Kissing in America
By Margo Rabb
Harper, 2015. 391 pgs. Young Adult Fiction
Sixteen-year-old Eva Roth loves romance novels, much to the chagrin of her mother who is a women's studies professor and staunch feminist. Eva considers herself a feminist too, but ever since her father’s death she finds comfort in the predictably happy endings of romance novels. Then one day Will walks into Eva’s tutoring session, and Eva finds herself in what seems to be a romance novel come to life. Forced apart by Will’s sudden move to the West coast, Eva is determined to see him again. So, Eva and her best friend, Annie, set off on a cross country journey that will teach them about themselves and about the complexities of love.

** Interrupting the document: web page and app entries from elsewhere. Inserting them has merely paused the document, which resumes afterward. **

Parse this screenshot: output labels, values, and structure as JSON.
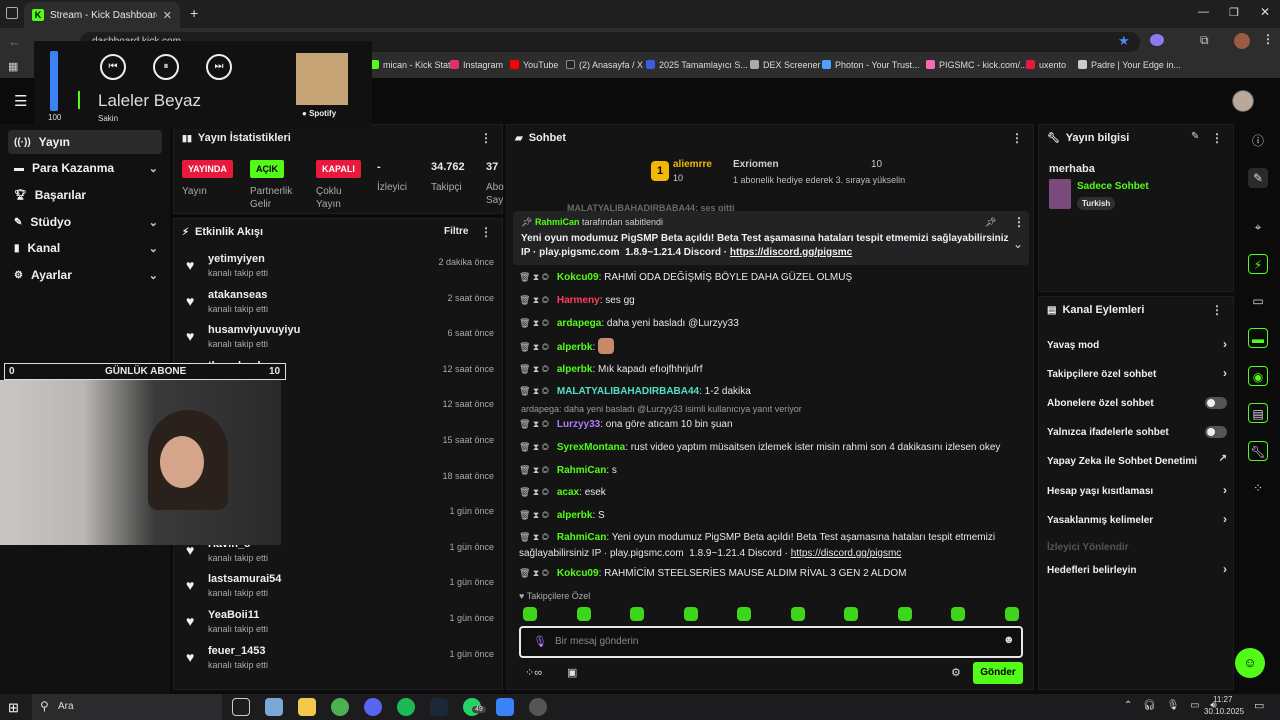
{
  "browser": {
    "tab_title": "Stream - Kick Dashboard",
    "address": "dashboard.kick.com",
    "bookmarks": [
      "mican - Kick Stat...",
      "Instagram",
      "YouTube",
      "(2) Anasayfa / X",
      "2025 Tamamlayıcı S...",
      "DEX Screener",
      "Photon - Your Trust...",
      "PIGSMC - kick.com/...",
      "uxento",
      "Padre | Your Edge in..."
    ]
  },
  "sidebar": {
    "items": [
      {
        "label": "Yayın",
        "active": true
      },
      {
        "label": "Para Kazanma",
        "chevron": true
      },
      {
        "label": "Başarılar"
      },
      {
        "label": "Stüdyo",
        "chevron": true
      },
      {
        "label": "Kanal",
        "chevron": true
      },
      {
        "label": "Ayarlar",
        "chevron": true
      }
    ]
  },
  "stats": {
    "title": "Yayın İstatistikleri",
    "badges": [
      {
        "text": "YAYINDA",
        "color": "#e8193c",
        "label": "Yayın"
      },
      {
        "text": "AÇIK",
        "color": "#53fc18",
        "label": "Partnerlik Gelir"
      },
      {
        "text": "KAPALI",
        "color": "#e8193c",
        "label": "Çoklu Yayın"
      }
    ],
    "numbers": [
      {
        "value": "-",
        "label": "İzleyici"
      },
      {
        "value": "34.762",
        "label": "Takipçi"
      },
      {
        "value": "37",
        "label": "Abo Say"
      }
    ]
  },
  "activity": {
    "title": "Etkinlik Akışı",
    "filter": "Filtre",
    "items": [
      {
        "name": "yetimyiyen",
        "sub": "kanalı takip etti",
        "time": "2 dakika önce"
      },
      {
        "name": "atakanseas",
        "sub": "kanalı takip etti",
        "time": "2 saat önce"
      },
      {
        "name": "husamviyuvuyiyu",
        "sub": "kanalı takip etti",
        "time": "6 saat önce"
      },
      {
        "name": "throwbanlama",
        "sub": "kanalı takip etti",
        "time": "12 saat önce"
      },
      {
        "name": "",
        "sub": "",
        "time": "12 saat önce"
      },
      {
        "name": "7",
        "sub": "",
        "time": "15 saat önce"
      },
      {
        "name": "",
        "sub": "",
        "time": "18 saat önce"
      },
      {
        "name": "",
        "sub": "",
        "time": "1 gün önce"
      },
      {
        "name": "Havin_8",
        "sub": "kanalı takip etti",
        "time": "1 gün önce"
      },
      {
        "name": "lastsamurai54",
        "sub": "kanalı takip etti",
        "time": "1 gün önce"
      },
      {
        "name": "YeaBoii11",
        "sub": "kanalı takip etti",
        "time": "1 gün önce"
      },
      {
        "name": "feuer_1453",
        "sub": "kanalı takip etti",
        "time": "1 gün önce"
      }
    ]
  },
  "chat": {
    "title": "Sohbet",
    "top_user": "aliemrre",
    "top_count": "10",
    "top_rank": "1",
    "exriomen": "Exriomen",
    "exriomen_count": "10",
    "gift_note": "1 abonelik hediye ederek 3. sıraya yükselin",
    "pinned": {
      "by": "RahmiCan",
      "by_suffix": "tarafından sabitlendi",
      "text": "Yeni oyun modumuz PigSMP Beta açıldı! Beta Test aşamasına hataları tespit etmemizi sağlayabilirsiniz IP · play.pigsmc.com",
      "version": "1.8.9~1.21.4 Discord ·",
      "link": "https://discord.gg/pigsmc"
    },
    "faded": "MALATYALIBAHADIRBABA44: ses gitti",
    "messages": [
      {
        "user": "Kokcu09",
        "cls": "g",
        "text": "RAHMİ ODA DEĞİŞMİŞ BÖYLE DAHA GÜZEL OLMUŞ"
      },
      {
        "user": "Harmeny",
        "cls": "r",
        "text": "ses gg"
      },
      {
        "user": "ardapega",
        "cls": "g",
        "text": "daha yeni basladı @Lurzyy33"
      },
      {
        "user": "alperbk",
        "cls": "g",
        "text": ""
      },
      {
        "user": "alperbk",
        "cls": "g",
        "text": "Mık kapadı efıojfhhrjufrf"
      },
      {
        "user": "MALATYALIBAHADIRBABA44",
        "cls": "c",
        "text": "1-2 dakika"
      },
      {
        "user": "Lurzyy33",
        "cls": "p",
        "text": "ona göre atıcam 10 bin şuan"
      },
      {
        "user": "SyrexMontana",
        "cls": "g",
        "text": "rust video yaptım müsaitsen izlemek ister misin rahmi son 4 dakikasını izlesen okey"
      },
      {
        "user": "RahmiCan",
        "cls": "g",
        "text": "s"
      },
      {
        "user": "acax",
        "cls": "g",
        "text": "esek"
      },
      {
        "user": "alperbk",
        "cls": "g",
        "text": "S"
      }
    ],
    "reply_note": "ardapega: daha yeni basladı @Lurzyy33 isimli kullanıcıya yanıt veriyor",
    "long_msg": {
      "user": "RahmiCan",
      "text": "Yeni oyun modumuz PigSMP Beta açıldı! Beta Test aşamasına hataları tespit etmemizi sağlayabilirsiniz IP · play.pigsmc.com",
      "version": "1.8.9~1.21.4 Discord ·",
      "link": "https://discord.gg/pigsmc"
    },
    "last_msg": {
      "user": "Kokcu09",
      "text": "RAHMİCİM STEELSERİES MAUSE ALDIM RİVAL 3 GEN 2 ALDOM"
    },
    "followers_only": "Takipçilere Özel",
    "placeholder": "Bir mesaj gönderin",
    "send": "Gönder"
  },
  "stream_info": {
    "title": "Yayın bilgisi",
    "stream_title": "merhaba",
    "category": "Sadece Sohbet",
    "tag": "Turkish"
  },
  "channel_actions": {
    "title": "Kanal Eylemleri",
    "items": [
      {
        "label": "Yavaş mod",
        "type": "arrow"
      },
      {
        "label": "Takipçilere özel sohbet",
        "type": "arrow"
      },
      {
        "label": "Abonelere özel sohbet",
        "type": "toggle"
      },
      {
        "label": "Yalnızca ifadelerle sohbet",
        "type": "toggle"
      },
      {
        "label": "Yapay Zeka ile Sohbet Denetimi",
        "type": "ext"
      },
      {
        "label": "Hesap yaşı kısıtlaması",
        "type": "arrow"
      },
      {
        "label": "Yasaklanmış kelimeler",
        "type": "arrow"
      },
      {
        "label": "İzleyici Yönlendir",
        "type": "disabled"
      },
      {
        "label": "Hedefleri belirleyin",
        "type": "arrow"
      }
    ]
  },
  "player": {
    "volume": "100",
    "song": "Laleler Beyaz",
    "artist": "Sakin",
    "brand": "Spotify"
  },
  "goal": {
    "left": "0",
    "text": "GÜNLÜK ABONE",
    "right": "10"
  },
  "taskbar": {
    "search": "Ara",
    "time": "11:27",
    "date": "30.10.2025",
    "whatsapp_badge": "49"
  }
}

My favorite aspect of this book was the author’s ability to weave together so many female characters at different stages in their relationships. There’s Eva who is experiencing her first love and her mother who is contemplating a second marriage, but there’s also the secondary cast of characters who Eva and Annie meet on their journey – Eva's aunt who is afraid of relationships, the Roth's family friend who's having a baby, Eva's potential step grandmother who has been married for years, etc. I liked that Rabb brought all of these characters together to portray love in a more substantial way than I’ve seen before in YA novels. And of course, not all relationships are romantic; In the end, Eva learns just as much about her relationship with mother as she does about her relationship with Will. I thought that message was very moving, and that this was an overall great read.